Winterford: No one sees a distinction between a third party support provider and Okta. They see an Okta application in those screenshots. What really matters to me is visibility, our ability to respond in that moment and say things with absolute confidence. And I think that if were to come out within 12 hours, and with a technical blog post that really walked people through exactly the extent to what the threat actor could and could not have viewed, this would have been over in a heartbeat. It's down to visibility. You've got to put yourself in a position where you're not relying on your Comms team to put out a fire, that you actually have the visibility to say the things with confidence that you need to say.
Kirk: For Information Security Media Group, I'm Jeremy Kirk.
Delaney: Finally, the FIDO Alliance had some big news this week. FIDO, which is focused on providing open and free authentication standards to help reduce the world's reliance upon passwords, announced that Apple, Google and Microsoft have joined forces to support the newest developments in the FIDO protocol. Co-founder of the Better Identity Coalition, Jeremy Grant told our senior vice president of editorial, Tom field, just how big a watershed moment this is, since FIDO's creation.

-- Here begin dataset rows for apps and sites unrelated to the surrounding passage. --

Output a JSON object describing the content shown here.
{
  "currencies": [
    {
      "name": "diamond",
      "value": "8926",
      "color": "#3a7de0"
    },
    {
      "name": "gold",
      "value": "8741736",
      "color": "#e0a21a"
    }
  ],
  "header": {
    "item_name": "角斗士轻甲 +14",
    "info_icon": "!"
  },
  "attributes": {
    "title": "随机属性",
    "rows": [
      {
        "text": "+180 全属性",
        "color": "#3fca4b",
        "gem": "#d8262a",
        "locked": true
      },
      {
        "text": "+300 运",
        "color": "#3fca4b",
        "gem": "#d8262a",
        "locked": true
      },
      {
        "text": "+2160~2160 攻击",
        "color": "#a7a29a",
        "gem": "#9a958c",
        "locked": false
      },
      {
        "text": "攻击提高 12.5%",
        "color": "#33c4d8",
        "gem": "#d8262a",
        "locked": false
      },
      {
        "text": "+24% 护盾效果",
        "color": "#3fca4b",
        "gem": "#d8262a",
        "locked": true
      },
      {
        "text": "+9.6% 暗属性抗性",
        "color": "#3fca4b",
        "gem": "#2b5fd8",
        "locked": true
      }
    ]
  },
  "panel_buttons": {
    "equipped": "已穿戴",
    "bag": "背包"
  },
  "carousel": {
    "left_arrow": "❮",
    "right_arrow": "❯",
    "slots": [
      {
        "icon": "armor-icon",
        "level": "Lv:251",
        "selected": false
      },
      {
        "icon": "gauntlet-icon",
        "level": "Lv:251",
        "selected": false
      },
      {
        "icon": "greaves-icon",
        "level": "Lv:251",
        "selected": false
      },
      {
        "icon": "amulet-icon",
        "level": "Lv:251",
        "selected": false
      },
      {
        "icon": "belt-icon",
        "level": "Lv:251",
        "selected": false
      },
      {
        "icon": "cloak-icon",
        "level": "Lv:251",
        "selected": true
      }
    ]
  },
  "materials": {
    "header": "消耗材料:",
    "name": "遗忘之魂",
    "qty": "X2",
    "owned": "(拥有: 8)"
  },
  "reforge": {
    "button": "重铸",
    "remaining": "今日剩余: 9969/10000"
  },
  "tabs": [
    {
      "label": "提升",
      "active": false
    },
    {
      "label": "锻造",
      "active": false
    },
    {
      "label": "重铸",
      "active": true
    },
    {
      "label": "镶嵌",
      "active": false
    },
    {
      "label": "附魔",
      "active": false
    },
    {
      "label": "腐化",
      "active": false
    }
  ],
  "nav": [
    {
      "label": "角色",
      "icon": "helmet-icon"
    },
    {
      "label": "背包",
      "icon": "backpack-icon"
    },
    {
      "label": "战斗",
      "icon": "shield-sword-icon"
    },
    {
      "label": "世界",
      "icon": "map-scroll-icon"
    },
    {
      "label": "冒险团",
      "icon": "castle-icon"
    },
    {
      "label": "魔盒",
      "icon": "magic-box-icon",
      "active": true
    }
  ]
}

Jeremy Grant: I think it's the inflection point that's going to allow us to finally make password list login by default. People talk for years about killing the password. When I was running the instinct program at NIST, we talked about part of our mission was shoot the password dead. Part of it has been getting to this point where you not only have standards, but also by it. And I think that latter part's really important. Already today, given the embrace you've seen by the three big platforms and other big tech companies and banks and chip makers and others, it's literally impossible to go buy a device today, running an operating system from Microsoft, Apple or Google that doesn't support FIDO out of the box and the device at the operating system level at the browser. But now, the buy-in at this next step to enable these multidevice credentials and actually make it easy and practical for consumers to log in with asymmetric public key cryptography. That's the real news here is that they're all saying we're not going to compete against each other on this point, or they might compete in the details of the implementation. But we're all going to agree to collaborate here because all three of those companies, and I think a lot of others involved in FIDO Alliance, realize that for the health of the security ecosystem, killing passwords really has to be the priority. And so this is from my perspective and big step forward.
Delaney: That's it from the ISMG Security Report. Theme music is by Ithaca Audio. I'm Anna Delaney. Until next time.